Charles’s confidence also had another source: his profound belief in providence. Faith in the guiding dictates of God’s providence has usually been regarded as a characteristic of puritan thinking. But it was by no means confined to the godly. To a greater or lesser extent it was part of the mental furniture of most English men and women in the seventeenth century. Some, like Oliver Cromwell proclaimed its importance loud and long. Others, like Charles, were more reticent, but still remained convinced that their every action was being judged and appraised by the Almighty and there was no escaping the consequences of his decrees. In the early stages of the civil war he had been certain that his misfortunes were a punishment for his weakness in signing Strafford’s death warrant in 1641. However, in January 1645 he was persuaded by Lord Digby that all this had changed with parliament’s execution of Archbishop Laud. ‘This last crying blood being totally theirs’, he informed the queen, ‘I believe it is no presumption hereafter to hope that his hand of justice must be heavier upon them and lighter on us.’ From this point onwards, his confidence in divine deliverance soared. He knew that the royalist cause was bound to triumph in the end. As he explained to Rupert, ‘God will not suffer rebels to prosper, or this cause to be overthrown.’ It was simply a matter of when and how. In late May and early June, with the continuing good news from Montrose in Scotland and Rupert’s dramatic capture of Leicester, the time seemed imminent.

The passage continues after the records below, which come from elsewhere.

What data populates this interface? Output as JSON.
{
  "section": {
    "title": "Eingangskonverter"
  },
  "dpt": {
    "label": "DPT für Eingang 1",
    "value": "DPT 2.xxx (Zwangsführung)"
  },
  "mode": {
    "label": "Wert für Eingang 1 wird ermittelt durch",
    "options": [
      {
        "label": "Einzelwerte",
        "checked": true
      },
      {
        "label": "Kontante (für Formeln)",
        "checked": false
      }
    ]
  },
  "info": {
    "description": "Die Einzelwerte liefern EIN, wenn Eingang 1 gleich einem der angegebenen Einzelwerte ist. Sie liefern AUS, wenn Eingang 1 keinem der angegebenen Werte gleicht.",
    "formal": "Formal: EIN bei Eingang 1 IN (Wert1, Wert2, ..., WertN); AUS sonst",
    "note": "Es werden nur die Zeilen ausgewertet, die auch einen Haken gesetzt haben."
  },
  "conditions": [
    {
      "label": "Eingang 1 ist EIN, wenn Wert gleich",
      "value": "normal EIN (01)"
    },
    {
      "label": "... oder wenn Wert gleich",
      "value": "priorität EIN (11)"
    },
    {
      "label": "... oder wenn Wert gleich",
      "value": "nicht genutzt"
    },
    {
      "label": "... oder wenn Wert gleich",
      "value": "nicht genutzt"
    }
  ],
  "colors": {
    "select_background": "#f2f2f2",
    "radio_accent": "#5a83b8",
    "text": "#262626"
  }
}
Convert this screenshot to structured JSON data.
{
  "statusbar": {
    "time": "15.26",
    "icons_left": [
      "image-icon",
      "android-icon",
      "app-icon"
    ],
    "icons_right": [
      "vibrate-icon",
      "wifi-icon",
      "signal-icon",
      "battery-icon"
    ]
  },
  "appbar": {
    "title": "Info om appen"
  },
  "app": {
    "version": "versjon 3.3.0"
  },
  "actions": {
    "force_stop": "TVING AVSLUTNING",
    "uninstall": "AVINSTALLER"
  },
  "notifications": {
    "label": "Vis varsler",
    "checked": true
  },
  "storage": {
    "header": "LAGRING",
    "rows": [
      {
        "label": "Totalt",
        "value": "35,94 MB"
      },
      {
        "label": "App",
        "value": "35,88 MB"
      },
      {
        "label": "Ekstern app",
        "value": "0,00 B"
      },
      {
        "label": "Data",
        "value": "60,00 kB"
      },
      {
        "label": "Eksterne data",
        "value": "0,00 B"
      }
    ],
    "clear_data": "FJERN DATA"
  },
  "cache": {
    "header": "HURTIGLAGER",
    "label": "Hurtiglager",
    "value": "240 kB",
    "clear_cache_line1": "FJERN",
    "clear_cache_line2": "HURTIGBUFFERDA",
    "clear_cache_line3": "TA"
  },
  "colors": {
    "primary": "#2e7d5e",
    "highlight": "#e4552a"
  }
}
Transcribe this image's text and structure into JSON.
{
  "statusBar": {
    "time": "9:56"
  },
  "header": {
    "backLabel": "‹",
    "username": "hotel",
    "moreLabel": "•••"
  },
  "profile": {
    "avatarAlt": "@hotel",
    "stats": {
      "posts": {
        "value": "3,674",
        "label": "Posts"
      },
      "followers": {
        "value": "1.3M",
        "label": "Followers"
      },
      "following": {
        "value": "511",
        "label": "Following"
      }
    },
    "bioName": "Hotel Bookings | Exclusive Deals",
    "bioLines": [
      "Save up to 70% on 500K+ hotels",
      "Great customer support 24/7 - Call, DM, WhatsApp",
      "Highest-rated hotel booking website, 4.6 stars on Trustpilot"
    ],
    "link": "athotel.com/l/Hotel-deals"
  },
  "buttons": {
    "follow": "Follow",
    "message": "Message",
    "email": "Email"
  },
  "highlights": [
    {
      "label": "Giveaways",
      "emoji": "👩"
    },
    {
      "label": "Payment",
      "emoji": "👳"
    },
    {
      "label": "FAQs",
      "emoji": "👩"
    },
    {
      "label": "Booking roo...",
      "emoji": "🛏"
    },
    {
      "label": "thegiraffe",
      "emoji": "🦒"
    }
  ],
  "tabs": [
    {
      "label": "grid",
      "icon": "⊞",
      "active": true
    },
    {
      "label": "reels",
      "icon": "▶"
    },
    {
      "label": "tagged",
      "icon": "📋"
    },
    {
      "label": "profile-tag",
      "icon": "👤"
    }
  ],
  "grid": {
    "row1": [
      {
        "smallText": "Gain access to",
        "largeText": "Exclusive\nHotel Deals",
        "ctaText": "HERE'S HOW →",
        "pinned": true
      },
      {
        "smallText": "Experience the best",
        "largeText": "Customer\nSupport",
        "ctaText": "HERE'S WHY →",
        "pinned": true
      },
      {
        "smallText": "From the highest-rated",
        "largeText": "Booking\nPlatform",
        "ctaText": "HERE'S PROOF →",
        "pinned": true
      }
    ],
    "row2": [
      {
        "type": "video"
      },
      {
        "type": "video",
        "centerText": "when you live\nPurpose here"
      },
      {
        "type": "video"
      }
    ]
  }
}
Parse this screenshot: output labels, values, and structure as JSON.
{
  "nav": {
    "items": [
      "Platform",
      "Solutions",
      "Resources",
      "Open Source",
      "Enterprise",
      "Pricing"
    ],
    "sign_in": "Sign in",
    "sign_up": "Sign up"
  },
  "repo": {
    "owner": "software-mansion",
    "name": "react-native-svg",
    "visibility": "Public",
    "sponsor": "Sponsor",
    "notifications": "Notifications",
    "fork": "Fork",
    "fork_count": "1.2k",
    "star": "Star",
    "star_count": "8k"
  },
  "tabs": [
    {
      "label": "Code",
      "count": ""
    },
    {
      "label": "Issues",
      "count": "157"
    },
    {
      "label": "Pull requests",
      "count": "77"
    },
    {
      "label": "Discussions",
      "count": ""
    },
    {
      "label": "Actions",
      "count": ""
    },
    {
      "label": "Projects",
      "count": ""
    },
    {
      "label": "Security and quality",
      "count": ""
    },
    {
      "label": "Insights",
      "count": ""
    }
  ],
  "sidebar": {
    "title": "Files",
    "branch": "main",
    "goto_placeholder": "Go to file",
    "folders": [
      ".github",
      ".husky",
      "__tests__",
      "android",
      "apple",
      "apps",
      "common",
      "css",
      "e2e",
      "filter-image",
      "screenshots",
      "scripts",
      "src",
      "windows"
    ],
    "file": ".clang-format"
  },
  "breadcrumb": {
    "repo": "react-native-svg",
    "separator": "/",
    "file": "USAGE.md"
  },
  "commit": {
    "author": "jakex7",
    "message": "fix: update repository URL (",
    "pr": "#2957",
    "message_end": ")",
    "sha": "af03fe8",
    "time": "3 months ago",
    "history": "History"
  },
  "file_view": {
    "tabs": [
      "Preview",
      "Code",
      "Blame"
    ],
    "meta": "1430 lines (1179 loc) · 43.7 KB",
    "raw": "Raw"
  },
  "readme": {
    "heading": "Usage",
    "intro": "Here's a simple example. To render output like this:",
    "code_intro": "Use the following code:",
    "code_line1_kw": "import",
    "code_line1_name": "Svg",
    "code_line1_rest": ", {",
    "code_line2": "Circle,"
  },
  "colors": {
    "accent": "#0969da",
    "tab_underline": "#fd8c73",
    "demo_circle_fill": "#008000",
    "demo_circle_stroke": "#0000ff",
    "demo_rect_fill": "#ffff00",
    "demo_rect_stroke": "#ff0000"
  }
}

The ‘battle of all for all’ which members of his entourage like Digby had been anticipating, seemed about to happen. This must have played a significant role in Charles’s thinking as he and Rupert made their fateful decision in the small hours of Saturday the 14th.We cannot know with any certainty why Charles chose to fight at Naseby. As with so many of the key decisions in history, a reconstruction of his motives and thinking must be based to a considerable extent on informed hypothesis. What does seem clear, if Digby is to be believed, is that this was not a decision taken at a Council of War. It appears to have been arrived at - as one would expect - through the commander-in-chief consulting with his senior general. On the key question of why Charles and Rupert abandoned their intent of the previous evening to make an orderly withdrawal northwards the sources are unclear. The best guide we have to Charles's thinking at this time is his letters to the Queen. These suggest that it was a decision grounded in a mixture of confusion, wishful thinking and a personal reading of divine providence. If this was indeed the case then it would have been entirely in keeping with much of the decision making of the civil war period.